Doing it without knowing how it works usually it's more detrimental than beneficial.
If the 40s are enclosure RH values, that's on the low side. Which kind of substrate are you using right now? And the amount of it. A good substrate helps releasing moisture gradually if your conditions are dry. Could you post a pic of the current setup? This will give us more info like ventilation level, amount of substrate etc, also which are your house climatic conditions? This affects the enclosure too.
Ok! Nice to know new enclosure is coming.
this is the enclosure typeOk! Nice to know new enclosure is coming.
Your current setup has a lot of ventilation, that's why it can decrease the RH (relative humidity) to 40s.
For the next enclosure, get a bag of peat based topsoil. This will help you to have a more evenly moisture release, without the sudded spikes and decrease in RH that coco fiber experiments, specially with shallow substrates.
For now simply pour a bit of water on the substrate, and check how the enclosure behaves.
For the next enclosure, I'd recommend you to get some fake plants and leaves to clutter the top area, in case you didn't do it yet.
Do you have any pic or the name of the new enclosure? To give you a better suggestion. Enclosure size and ventilation will affect in the amount of moisture/dampness the substrate needs it order to reach safe levels.

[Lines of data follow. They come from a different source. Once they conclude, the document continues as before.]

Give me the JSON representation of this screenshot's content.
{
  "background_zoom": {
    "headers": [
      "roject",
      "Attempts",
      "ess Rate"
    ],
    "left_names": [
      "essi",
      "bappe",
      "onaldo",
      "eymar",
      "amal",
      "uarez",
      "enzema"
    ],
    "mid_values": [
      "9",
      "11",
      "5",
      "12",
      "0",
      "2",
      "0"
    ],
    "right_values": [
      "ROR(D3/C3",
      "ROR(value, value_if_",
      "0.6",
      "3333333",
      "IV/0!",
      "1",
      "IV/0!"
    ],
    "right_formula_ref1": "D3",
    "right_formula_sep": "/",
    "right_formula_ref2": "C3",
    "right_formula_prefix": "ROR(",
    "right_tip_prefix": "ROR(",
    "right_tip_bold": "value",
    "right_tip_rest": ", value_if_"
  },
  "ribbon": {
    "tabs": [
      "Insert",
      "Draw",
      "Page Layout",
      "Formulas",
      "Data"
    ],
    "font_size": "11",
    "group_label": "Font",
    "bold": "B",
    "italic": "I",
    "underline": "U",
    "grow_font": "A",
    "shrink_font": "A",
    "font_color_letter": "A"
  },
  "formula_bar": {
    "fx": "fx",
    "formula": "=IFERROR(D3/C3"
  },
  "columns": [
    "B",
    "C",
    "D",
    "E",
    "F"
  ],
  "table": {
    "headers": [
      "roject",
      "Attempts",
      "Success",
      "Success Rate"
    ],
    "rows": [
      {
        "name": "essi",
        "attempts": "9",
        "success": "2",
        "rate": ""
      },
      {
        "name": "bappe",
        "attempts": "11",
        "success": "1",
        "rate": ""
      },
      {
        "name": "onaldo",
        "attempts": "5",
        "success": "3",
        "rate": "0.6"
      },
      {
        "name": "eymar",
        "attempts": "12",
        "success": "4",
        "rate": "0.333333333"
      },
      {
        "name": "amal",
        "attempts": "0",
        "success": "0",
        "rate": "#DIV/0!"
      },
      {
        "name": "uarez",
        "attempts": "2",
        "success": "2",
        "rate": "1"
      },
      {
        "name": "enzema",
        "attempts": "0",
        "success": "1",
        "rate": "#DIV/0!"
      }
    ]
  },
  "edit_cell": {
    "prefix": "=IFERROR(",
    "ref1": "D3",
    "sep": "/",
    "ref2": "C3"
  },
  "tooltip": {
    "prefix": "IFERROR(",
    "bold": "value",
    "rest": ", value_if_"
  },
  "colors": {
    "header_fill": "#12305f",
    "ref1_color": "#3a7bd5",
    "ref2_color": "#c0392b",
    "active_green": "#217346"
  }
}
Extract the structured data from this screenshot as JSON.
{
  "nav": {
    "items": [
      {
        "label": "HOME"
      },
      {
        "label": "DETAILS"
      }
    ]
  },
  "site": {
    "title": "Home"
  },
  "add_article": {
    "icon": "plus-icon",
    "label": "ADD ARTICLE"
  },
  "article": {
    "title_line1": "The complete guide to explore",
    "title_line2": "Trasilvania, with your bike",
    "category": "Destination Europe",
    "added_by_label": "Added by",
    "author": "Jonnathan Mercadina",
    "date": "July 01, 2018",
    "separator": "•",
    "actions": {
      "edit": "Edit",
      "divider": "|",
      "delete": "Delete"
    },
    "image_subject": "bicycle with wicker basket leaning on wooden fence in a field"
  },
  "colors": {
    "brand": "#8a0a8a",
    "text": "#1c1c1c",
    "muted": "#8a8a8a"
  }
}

I lied its actually this - sorrythis is the enclosure type
thank you so much, I’ll get into ordering the stuff mentioned. Can I mix the peat with some coco fiber substrate if that’ll work?
The enclosure is 8.35 x 5.39 x 2.44 inches
Is there a enclosure you'd reccommend , should I cancel the order?A bit small imho
Also both needs to be moded (drilled) in order to have a proper ventilation. There is no low ventilation holes.
I'd only mix topsoil if it's really solid due to it's clay content, if not works wonderfully as is.